[Data for this exercise]

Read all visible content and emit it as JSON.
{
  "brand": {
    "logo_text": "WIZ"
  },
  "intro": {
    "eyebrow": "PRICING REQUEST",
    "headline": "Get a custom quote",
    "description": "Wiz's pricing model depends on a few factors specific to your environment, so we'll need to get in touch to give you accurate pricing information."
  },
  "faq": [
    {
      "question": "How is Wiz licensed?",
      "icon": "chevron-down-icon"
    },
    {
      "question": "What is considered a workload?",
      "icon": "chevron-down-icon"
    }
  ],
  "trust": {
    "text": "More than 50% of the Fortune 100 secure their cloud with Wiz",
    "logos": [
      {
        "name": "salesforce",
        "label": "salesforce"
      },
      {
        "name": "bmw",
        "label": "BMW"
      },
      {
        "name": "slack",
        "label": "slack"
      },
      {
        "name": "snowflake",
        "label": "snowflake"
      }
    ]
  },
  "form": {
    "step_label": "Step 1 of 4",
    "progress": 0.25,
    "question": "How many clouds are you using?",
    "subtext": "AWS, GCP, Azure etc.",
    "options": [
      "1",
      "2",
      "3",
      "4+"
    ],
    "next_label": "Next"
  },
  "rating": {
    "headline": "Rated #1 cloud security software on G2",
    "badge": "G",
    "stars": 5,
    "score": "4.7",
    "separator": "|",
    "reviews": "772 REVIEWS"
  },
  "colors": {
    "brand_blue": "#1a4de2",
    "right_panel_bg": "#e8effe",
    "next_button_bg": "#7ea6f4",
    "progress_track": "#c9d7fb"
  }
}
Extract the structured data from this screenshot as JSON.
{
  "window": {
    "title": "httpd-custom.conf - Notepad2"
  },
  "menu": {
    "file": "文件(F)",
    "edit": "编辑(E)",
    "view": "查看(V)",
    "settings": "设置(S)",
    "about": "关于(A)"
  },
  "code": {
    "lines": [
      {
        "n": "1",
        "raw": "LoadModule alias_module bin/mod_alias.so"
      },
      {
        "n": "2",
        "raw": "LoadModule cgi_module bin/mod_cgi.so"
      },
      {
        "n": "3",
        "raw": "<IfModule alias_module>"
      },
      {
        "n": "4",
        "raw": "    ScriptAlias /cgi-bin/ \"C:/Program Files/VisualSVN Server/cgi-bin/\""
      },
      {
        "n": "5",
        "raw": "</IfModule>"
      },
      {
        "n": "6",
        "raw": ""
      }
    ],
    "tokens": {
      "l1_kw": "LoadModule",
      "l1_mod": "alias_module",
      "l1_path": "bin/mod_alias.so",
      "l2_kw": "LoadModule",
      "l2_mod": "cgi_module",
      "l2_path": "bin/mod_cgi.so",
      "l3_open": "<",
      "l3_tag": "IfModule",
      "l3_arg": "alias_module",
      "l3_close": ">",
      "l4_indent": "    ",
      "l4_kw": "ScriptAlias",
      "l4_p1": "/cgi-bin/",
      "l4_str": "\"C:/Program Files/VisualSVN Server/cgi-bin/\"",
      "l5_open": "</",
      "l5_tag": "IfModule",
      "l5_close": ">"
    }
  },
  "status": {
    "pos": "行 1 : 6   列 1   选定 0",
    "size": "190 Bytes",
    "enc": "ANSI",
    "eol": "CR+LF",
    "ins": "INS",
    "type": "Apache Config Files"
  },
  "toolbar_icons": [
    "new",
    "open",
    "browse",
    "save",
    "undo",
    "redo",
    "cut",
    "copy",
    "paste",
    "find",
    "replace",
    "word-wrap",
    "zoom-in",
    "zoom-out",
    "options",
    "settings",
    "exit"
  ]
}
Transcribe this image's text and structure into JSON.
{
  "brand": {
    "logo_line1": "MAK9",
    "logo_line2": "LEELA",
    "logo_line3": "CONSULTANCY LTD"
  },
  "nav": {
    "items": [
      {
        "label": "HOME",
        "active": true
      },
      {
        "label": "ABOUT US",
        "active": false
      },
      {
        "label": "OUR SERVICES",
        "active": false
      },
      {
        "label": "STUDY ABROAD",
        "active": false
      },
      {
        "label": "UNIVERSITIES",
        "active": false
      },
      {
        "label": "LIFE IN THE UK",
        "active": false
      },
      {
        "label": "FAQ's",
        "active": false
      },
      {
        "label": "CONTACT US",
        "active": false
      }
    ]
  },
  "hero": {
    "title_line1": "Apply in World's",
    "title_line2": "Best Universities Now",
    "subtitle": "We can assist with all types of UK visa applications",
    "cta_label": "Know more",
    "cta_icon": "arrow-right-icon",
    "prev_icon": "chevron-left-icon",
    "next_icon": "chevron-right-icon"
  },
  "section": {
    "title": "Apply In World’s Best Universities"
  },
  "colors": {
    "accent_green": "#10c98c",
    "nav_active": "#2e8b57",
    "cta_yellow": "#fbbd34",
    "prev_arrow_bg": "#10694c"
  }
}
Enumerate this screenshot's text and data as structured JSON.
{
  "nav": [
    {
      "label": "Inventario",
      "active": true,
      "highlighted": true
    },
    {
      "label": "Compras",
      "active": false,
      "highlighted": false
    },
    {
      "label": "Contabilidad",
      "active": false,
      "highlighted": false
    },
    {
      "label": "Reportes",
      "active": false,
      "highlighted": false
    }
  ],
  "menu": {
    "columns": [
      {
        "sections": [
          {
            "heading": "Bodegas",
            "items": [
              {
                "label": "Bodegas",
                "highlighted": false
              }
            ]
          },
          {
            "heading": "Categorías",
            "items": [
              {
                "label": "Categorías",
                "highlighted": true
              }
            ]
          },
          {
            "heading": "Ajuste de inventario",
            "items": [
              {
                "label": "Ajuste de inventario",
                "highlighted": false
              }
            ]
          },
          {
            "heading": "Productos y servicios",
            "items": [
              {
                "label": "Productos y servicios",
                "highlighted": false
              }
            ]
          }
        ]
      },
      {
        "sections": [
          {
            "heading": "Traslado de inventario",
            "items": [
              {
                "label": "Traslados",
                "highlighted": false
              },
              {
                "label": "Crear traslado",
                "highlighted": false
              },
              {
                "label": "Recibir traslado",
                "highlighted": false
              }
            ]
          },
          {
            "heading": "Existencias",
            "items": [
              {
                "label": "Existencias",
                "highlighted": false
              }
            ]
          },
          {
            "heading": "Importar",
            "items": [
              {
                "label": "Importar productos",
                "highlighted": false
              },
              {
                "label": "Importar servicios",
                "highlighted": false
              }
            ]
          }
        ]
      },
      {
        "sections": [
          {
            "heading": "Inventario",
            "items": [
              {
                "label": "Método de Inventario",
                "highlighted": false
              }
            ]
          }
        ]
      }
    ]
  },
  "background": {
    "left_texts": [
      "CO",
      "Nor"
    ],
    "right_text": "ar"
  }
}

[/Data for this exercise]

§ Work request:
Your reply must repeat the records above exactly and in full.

§ Answer for the task:
Read all visible content and emit it as JSON.
{
  "brand": {
    "logo_text": "WIZ"
  },
  "intro": {
    "eyebrow": "PRICING REQUEST",
    "headline": "Get a custom quote",
    "description": "Wiz's pricing model depends on a few factors specific to your environment, so we'll need to get in touch to give you accurate pricing information."
  },
  "faq": [
    {
      "question": "How is Wiz licensed?",
      "icon": "chevron-down-icon"
    },
    {
      "question": "What is considered a workload?",
      "icon": "chevron-down-icon"
    }
  ],
  "trust": {
    "text": "More than 50% of the Fortune 100 secure their cloud with Wiz",
    "logos": [
      {
        "name": "salesforce",
        "label": "salesforce"
      },
      {
        "name": "bmw",
        "label": "BMW"
      },
      {
        "name": "slack",
        "label": "slack"
      },
      {
        "name": "snowflake",
        "label": "snowflake"
      }
    ]
  },
  "form": {
    "step_label": "Step 1 of 4",
    "progress": 0.25,
    "question": "How many clouds are you using?",
    "subtext": "AWS, GCP, Azure etc.",
    "options": [
      "1",
      "2",
      "3",
      "4+"
    ],
    "next_label": "Next"
  },
  "rating": {
    "headline": "Rated #1 cloud security software on G2",
    "badge": "G",
    "stars": 5,
    "score": "4.7",
    "separator": "|",
    "reviews": "772 REVIEWS"
  },
  "colors": {
    "brand_blue": "#1a4de2",
    "right_panel_bg": "#e8effe",
    "next_button_bg": "#7ea6f4",
    "progress_track": "#c9d7fb"
  }
}
Extract the structured data from this screenshot as JSON.
{
  "window": {
    "title": "httpd-custom.conf - Notepad2"
  },
  "menu": {
    "file": "文件(F)",
    "edit": "编辑(E)",
    "view": "查看(V)",
    "settings": "设置(S)",
    "about": "关于(A)"
  },
  "code": {
    "lines": [
      {
        "n": "1",
        "raw": "LoadModule alias_module bin/mod_alias.so"
      },
      {
        "n": "2",
        "raw": "LoadModule cgi_module bin/mod_cgi.so"
      },
      {
        "n": "3",
        "raw": "<IfModule alias_module>"
      },
      {
        "n": "4",
        "raw": "    ScriptAlias /cgi-bin/ \"C:/Program Files/VisualSVN Server/cgi-bin/\""
      },
      {
        "n": "5",
        "raw": "</IfModule>"
      },
      {
        "n": "6",
        "raw": ""
      }
    ],
    "tokens": {
      "l1_kw": "LoadModule",
      "l1_mod": "alias_module",
      "l1_path": "bin/mod_alias.so",
      "l2_kw": "LoadModule",
      "l2_mod": "cgi_module",
      "l2_path": "bin/mod_cgi.so",
      "l3_open": "<",
      "l3_tag": "IfModule",
      "l3_arg": "alias_module",
      "l3_close": ">",
      "l4_indent": "    ",
      "l4_kw": "ScriptAlias",
      "l4_p1": "/cgi-bin/",
      "l4_str": "\"C:/Program Files/VisualSVN Server/cgi-bin/\"",
      "l5_open": "</",
      "l5_tag": "IfModule",
      "l5_close": ">"
    }
  },
  "status": {
    "pos": "行 1 : 6   列 1   选定 0",
    "size": "190 Bytes",
    "enc": "ANSI",
    "eol": "CR+LF",
    "ins": "INS",
    "type": "Apache Config Files"
  },
  "toolbar_icons": [
    "new",
    "open",
    "browse",
    "save",
    "undo",
    "redo",
    "cut",
    "copy",
    "paste",
    "find",
    "replace",
    "word-wrap",
    "zoom-in",
    "zoom-out",
    "options",
    "settings",
    "exit"
  ]
}
Transcribe this image's text and structure into JSON.
{
  "brand": {
    "logo_line1": "MAK9",
    "logo_line2": "LEELA",
    "logo_line3": "CONSULTANCY LTD"
  },
  "nav": {
    "items": [
      {
        "label": "HOME",
        "active": true
      },
      {
        "label": "ABOUT US",
        "active": false
      },
      {
        "label": "OUR SERVICES",
        "active": false
      },
      {
        "label": "STUDY ABROAD",
        "active": false
      },
      {
        "label": "UNIVERSITIES",
        "active": false
      },
      {
        "label": "LIFE IN THE UK",
        "active": false
      },
      {
        "label": "FAQ's",
        "active": false
      },
      {
        "label": "CONTACT US",
        "active": false
      }
    ]
  },
  "hero": {
    "title_line1": "Apply in World's",
    "title_line2": "Best Universities Now",
    "subtitle": "We can assist with all types of UK visa applications",
    "cta_label": "Know more",
    "cta_icon": "arrow-right-icon",
    "prev_icon": "chevron-left-icon",
    "next_icon": "chevron-right-icon"
  },
  "section": {
    "title": "Apply In World’s Best Universities"
  },
  "colors": {
    "accent_green": "#10c98c",
    "nav_active": "#2e8b57",
    "cta_yellow": "#fbbd34",
    "prev_arrow_bg": "#10694c"
  }
}
Enumerate this screenshot's text and data as structured JSON.
{
  "nav": [
    {
      "label": "Inventario",
      "active": true,
      "highlighted": true
    },
    {
      "label": "Compras",
      "active": false,
      "highlighted": false
    },
    {
      "label": "Contabilidad",
      "active": false,
      "highlighted": false
    },
    {
      "label": "Reportes",
      "active": false,
      "highlighted": false
    }
  ],
  "menu": {
    "columns": [
      {
        "sections": [
          {
            "heading": "Bodegas",
            "items": [
              {
                "label": "Bodegas",
                "highlighted": false
              }
            ]
          },
          {
            "heading": "Categorías",
            "items": [
              {
                "label": "Categorías",
                "highlighted": true
              }
            ]
          },
          {
            "heading": "Ajuste de inventario",
            "items": [
              {
                "label": "Ajuste de inventario",
                "highlighted": false
              }
            ]
          },
          {
            "heading": "Productos y servicios",
            "items": [
              {
                "label": "Productos y servicios",
                "highlighted": false
              }
            ]
          }
        ]
      },
      {
        "sections": [
          {
            "heading": "Traslado de inventario",
            "items": [
              {
                "label": "Traslados",
                "highlighted": false
              },
              {
                "label": "Crear traslado",
                "highlighted": false
              },
              {
                "label": "Recibir traslado",
                "highlighted": false
              }
            ]
          },
          {
            "heading": "Existencias",
            "items": [
              {
                "label": "Existencias",
                "highlighted": false
              }
            ]
          },
          {
            "heading": "Importar",
            "items": [
              {
                "label": "Importar productos",
                "highlighted": false
              },
              {
                "label": "Importar servicios",
                "highlighted": false
              }
            ]
          }
        ]
      },
      {
        "sections": [
          {
            "heading": "Inventario",
            "items": [
              {
                "label": "Método de Inventario",
                "highlighted": false
              }
            ]
          }
        ]
      }
    ]
  },
  "background": {
    "left_texts": [
      "CO",
      "Nor"
    ],
    "right_text": "ar"
  }
}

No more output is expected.